Kirk Cousins… the Scrambler?
Early on in training camp, Vikings head coach Mike Zimmer said that quarterbacks coach Klint Kubiak was working with Kirk Cousins on “instinctively creating space” within the pocket. Zimmer noted that when opposing defenses double-team receivers Adam Thielen and Stefon Diggs, no one is left to “cover” the quarterback. So, in order to counterattack the blanket coverage being applied to the duo, something had to be done.
For those of you who follow my Twitter feed, “Kirk the Scrambler” has been a common theme since the beginning of training camp. It honestly started off as sarcasm, but then it kept happening more and more. You couldn’t ignore the trend. Cousins was running, a lot. And not just on designed run plays…
Escaping the pocket
For example, on this play in team red zone drills, his reaction to the pressure being applied by Everson Griffen appears to be rather instinctual. He looks to the middle of the field during his drop back. As he sets his feet at the top of his drop-back, he takes a quick glance to his left. He sees Griffen closing and without hesitation turns and takes off to the open field.
This next play is from the night practice. It’s similar to the scramble we saw from him during the first preseason game. After a 3-step drop, Cousins steps up into the pocket and takes off into the open space in front of him.

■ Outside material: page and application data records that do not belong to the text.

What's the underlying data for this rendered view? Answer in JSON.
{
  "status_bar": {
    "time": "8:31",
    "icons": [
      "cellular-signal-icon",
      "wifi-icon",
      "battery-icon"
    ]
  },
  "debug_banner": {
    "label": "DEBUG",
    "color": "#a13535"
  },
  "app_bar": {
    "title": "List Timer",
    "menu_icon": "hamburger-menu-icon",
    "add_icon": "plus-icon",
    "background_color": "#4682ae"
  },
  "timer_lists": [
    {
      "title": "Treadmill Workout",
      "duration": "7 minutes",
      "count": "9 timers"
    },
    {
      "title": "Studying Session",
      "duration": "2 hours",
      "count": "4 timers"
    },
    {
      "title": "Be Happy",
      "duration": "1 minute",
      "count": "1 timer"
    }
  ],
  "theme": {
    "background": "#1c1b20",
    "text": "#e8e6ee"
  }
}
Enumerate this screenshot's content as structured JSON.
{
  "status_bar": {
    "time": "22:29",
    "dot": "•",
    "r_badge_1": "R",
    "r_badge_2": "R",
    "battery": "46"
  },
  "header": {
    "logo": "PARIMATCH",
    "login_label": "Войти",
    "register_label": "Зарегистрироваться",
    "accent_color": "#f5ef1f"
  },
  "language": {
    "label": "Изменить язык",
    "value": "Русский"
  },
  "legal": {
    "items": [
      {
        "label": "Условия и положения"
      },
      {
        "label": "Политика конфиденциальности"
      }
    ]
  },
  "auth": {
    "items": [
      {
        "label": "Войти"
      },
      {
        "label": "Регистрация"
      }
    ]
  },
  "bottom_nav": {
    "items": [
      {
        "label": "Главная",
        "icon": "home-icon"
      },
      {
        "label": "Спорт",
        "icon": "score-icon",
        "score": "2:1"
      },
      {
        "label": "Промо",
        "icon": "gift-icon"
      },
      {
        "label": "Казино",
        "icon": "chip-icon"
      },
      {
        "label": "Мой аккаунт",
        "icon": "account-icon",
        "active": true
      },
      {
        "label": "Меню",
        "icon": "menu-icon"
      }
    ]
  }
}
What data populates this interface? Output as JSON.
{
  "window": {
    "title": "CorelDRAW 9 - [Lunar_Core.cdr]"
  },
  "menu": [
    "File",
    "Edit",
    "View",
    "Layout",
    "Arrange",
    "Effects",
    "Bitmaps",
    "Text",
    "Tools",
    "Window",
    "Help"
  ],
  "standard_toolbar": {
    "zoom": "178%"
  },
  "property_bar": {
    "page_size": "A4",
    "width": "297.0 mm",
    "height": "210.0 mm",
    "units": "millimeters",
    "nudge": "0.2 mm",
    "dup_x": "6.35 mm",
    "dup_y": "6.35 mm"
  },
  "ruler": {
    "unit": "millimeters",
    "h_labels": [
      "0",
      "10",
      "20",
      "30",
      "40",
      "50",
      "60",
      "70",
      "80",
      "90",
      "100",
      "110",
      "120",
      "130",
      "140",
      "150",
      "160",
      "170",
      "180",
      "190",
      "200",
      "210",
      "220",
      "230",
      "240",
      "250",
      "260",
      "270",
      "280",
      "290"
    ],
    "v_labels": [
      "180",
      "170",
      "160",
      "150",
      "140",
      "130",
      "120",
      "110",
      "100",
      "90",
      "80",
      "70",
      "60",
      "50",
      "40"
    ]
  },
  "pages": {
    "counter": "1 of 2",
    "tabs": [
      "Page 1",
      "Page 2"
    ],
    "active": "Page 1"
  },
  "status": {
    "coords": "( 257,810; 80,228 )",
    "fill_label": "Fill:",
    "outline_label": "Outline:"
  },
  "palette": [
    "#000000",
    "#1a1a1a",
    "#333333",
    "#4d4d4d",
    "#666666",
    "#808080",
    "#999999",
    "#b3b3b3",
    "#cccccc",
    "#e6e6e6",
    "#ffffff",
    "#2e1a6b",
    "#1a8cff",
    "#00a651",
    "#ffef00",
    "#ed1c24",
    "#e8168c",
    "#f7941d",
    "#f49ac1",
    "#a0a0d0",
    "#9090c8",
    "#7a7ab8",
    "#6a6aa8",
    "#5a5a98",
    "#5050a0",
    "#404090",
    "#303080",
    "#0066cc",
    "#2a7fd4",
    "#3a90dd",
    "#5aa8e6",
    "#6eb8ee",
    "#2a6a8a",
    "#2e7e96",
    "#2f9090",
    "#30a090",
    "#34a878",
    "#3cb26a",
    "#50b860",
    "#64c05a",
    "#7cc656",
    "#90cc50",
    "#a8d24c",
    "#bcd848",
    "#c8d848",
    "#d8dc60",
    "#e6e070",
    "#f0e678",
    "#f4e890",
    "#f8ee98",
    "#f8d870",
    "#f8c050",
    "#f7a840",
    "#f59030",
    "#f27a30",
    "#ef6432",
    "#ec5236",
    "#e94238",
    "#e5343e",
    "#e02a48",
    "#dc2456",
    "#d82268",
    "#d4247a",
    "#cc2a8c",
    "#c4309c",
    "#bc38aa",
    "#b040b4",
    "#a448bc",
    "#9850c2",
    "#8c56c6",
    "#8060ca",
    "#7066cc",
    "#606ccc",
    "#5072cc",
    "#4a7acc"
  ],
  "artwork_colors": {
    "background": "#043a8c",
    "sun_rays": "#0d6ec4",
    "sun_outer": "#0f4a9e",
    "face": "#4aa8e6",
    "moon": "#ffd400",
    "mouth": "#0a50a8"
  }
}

Here’s the play I was referring to from the game on Friday. In a passing situation on third-and-nine, New Orleans brings a blitz up the middle. Cousins side-steps the pressure, steps up into the pocket and takes off for the first down.
Kirk has wheels, like he kept promising us pic.twitter.com/pnUSdRoCgD
— Arif Hasan, football season enjoyer 🏈 (@ArifHasanNFL) August 10, 2019
Designed run plays
Not only have the quarterbacks been running pocket presence drills in practice every day, there are more built-in QB runs in the Vikings’ new offense. Here’s a quarterback draw from the 2 yard-line in team red zone drills.
— Rick Sosa (@sosarick) August 1, 2019
In theory, the more Cousins is required to use his legs (on sneaks and bootlegs) in practice, the more comfortable he should feel utilizing them during games. This play is a designed bootleg to the right. With Danielle Hunter left unblocked, he charges at Cousins to try to run him down. Kirk sees that he has a few steps on Hunter and accelerates to the corner for a diving touchdown.
Here’s another designed rollout, this time to the left. Cousins is able to gain enough separation from the defensive end by using his legs. Then, without planting his feet, he’s able to deliver an accurate throw on the run (across his body) to hit wide receiver Adam Thielen for the completion.
First play… Kirk Cousins rolls out to his left – hits Adam Thielen. Good for about 7. pic.twitter.com/jnBasBLOUB
— Sean Borman (@SeanBormanNFL) August 4, 2019
Now, as stated earlier, the fact Cousins is running more could simply be a trend. It could also be the result of a new offense that has more designed QB movement. Either way, if opposing defenses continue to double-team Thielen and Diggs, they’ll have to account for the nifty 30 year-old quarterback who appears to be adding a new number to his repertoire.